Here’s the question:  When making a short video, how much legal support do you recommend mentioning in the video?

How Much Legalese And Factual Info Is Needed?

Basically, you’re asking how much legalese should you include in the video or how much factual content?  How much research do you need to do? The answer is not much, and it actually works out in your favor, because you’ve got to remember that people relate to stories better than they relate to anything else.

Tell a Story Instead

So do a video where you tell a story about something that happened to a client and how you helped that client and what the resolution was. That’s going to be way better than you saying, “Florida statute 7412 says that if you’re in a car accident, you have up to 72 hours to go to the doctor.”

If you say instead, “I had a person just leave my office. They came in for a free consultation and I wasn’t able to help them and here’s why: They got into a car accident and they felt fine. But the problem was that three days later, the pain started kicking in. Just because you get into a car accident and you feel fine right away doesn’t necessarily mean that you’re not injured.”

Think about when you work out. Imagine you go to the gym and you haven’t been to the gym for two years… For example, I went to the gym and I lifted weights and the next day I was so sore, I couldn’t even lift my arm. But I wasn’t sore that day, I was sore the next day.

So, a car accident is kind of the same thing. So this person came into my office and they weren’t injured right away. They didn’t get themselves checked out, and then they waited and they waited.

And now three months have gone by, and they’ve got a ruptured disc or whatever the issue is, but they didn’t go to the doctor. Because of that, I really can’t help them, unfortunately.

When you tell that story, that’s a lot better and a lot more meaningful and a lot more impactful than just giving facts and figures and things like that. So, it’s going to be a lot easier just to tell stories.

Some Clients Try To Write “Term Papers”

I’ve talked to some clients that get hung up in the research. It’s like their kind of writing a term paper and that’s not what these videos are supposed to do. These videos are supposed to be just quick pieces of information that go on to solve a problem.

What You Should Do Instead

And you can say something like, “Here’s a quick tip for anyone that’s in a family law dispute: do not post anything about the opposing party or your case at all on social media. We just left the court and in the case before us, the husband went on a Facebook rant about his ex-wife and how she was out partying – on Facebook.
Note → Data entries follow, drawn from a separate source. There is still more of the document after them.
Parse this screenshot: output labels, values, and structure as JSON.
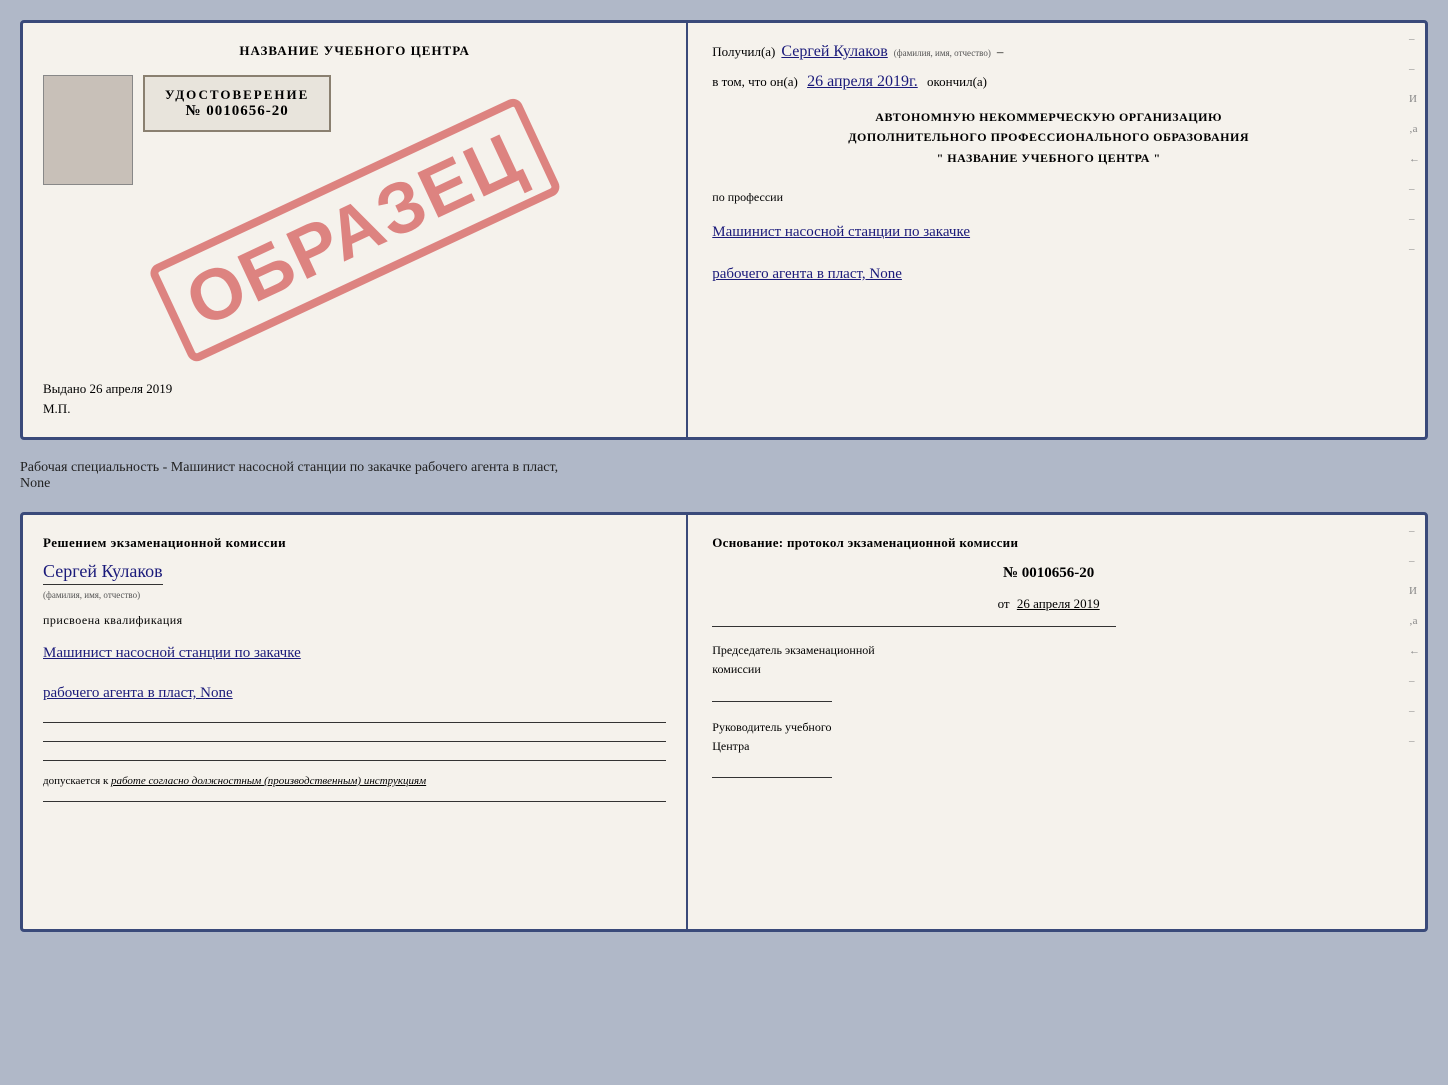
{
  "top_left": {
    "title": "НАЗВАНИЕ УЧЕБНОГО ЦЕНТРА",
    "stamp": "ОБРАЗЕЦ",
    "udostoverenie": {
      "label": "УДОСТОВЕРЕНИЕ",
      "number": "№ 0010656-20"
    },
    "vydano": "Выдано 26 апреля 2019",
    "mp": "М.П."
  },
  "top_right": {
    "poluchil_label": "Получил(а)",
    "poluchil_name": "Сергей Кулаков",
    "fio_hint": "(фамилия, имя, отчество)",
    "dash": "–",
    "vtom_label": "в том, что он(а)",
    "date_handwritten": "26 апреля 2019г.",
    "okonchil": "окончил(а)",
    "org_line1": "АВТОНОМНУЮ НЕКОММЕРЧЕСКУЮ ОРГАНИЗАЦИЮ",
    "org_line2": "ДОПОЛНИТЕЛЬНОГО ПРОФЕССИОНАЛЬНОГО ОБРАЗОВАНИЯ",
    "org_line3": "\" НАЗВАНИЕ УЧЕБНОГО ЦЕНТРА \"",
    "po_professii": "по профессии",
    "profession_line1": "Машинист насосной станции по закачке",
    "profession_line2": "рабочего агента в пласт, None"
  },
  "below_doc": {
    "text": "Рабочая специальность - Машинист насосной станции по закачке рабочего агента в пласт,",
    "text2": "None"
  },
  "bottom_left": {
    "resheniem": "Решением экзаменационной комиссии",
    "name_handwritten": "Сергей Кулаков",
    "fio_hint": "(фамилия, имя, отчество)",
    "prisvoyena": "присвоена квалификация",
    "qualification_line1": "Машинист насосной станции по закачке",
    "qualification_line2": "рабочего агента в пласт, None",
    "dopuskaetsya": "допускается к",
    "dopusk_text": "работе согласно должностным (производственным) инструкциям"
  },
  "bottom_right": {
    "osnov_label": "Основание: протокол экзаменационной комиссии",
    "protocol_num": "№ 0010656-20",
    "ot_label": "от",
    "ot_date": "26 апреля 2019",
    "predsedatel_label": "Председатель экзаменационной",
    "predsedatel_label2": "комиссии",
    "rukovoditel_label": "Руководитель учебного",
    "rukovoditel_label2": "Центра"
  },
  "dashes": [
    "–",
    "–",
    "–",
    "И",
    "‚а",
    "←",
    "–",
    "–",
    "–",
    "–"
  ]
}
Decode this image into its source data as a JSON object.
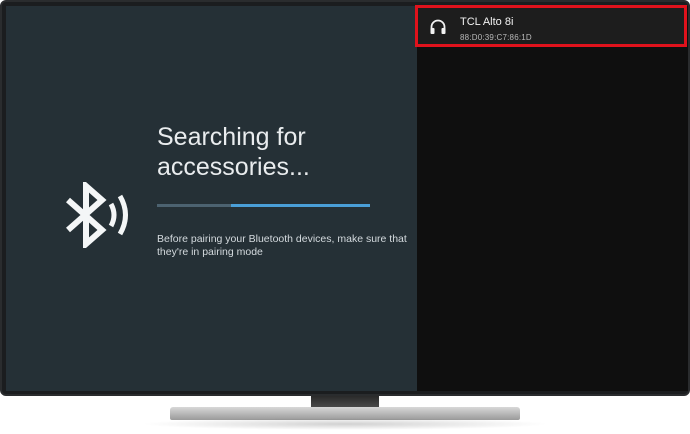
{
  "search": {
    "title": "Searching for accessories...",
    "hint": "Before pairing your Bluetooth devices, make sure that they're in pairing mode",
    "progress_indeterminate": true
  },
  "devices": [
    {
      "name": "TCL Alto 8i",
      "address": "88:D0:39:C7:86:1D",
      "icon": "headphones-icon",
      "highlighted": true
    }
  ],
  "colors": {
    "left_panel_bg": "#253036",
    "right_panel_bg": "#0f0f0f",
    "progress_accent": "#4a9fd8",
    "highlight_border": "#e0121c"
  },
  "icons": {
    "status_icon": "bluetooth-searching-icon"
  }
}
And because of this, her attorney saved all the screenshots and you know what? He used it against him. And then we saw this result and this person is actually going to have to live with whatever the result is.”

That’s a better story than anything that’s just facts and figures. So, obviously, make sure what you’re saying is accurate, but it’s better to tell stories than it is to just use facts and figures and do a ton of research.

Also, doing a ton of research is going to make it a lot harder for you to consistently create content, so just tell stories about things that happened in real life, and that’s all you need to do.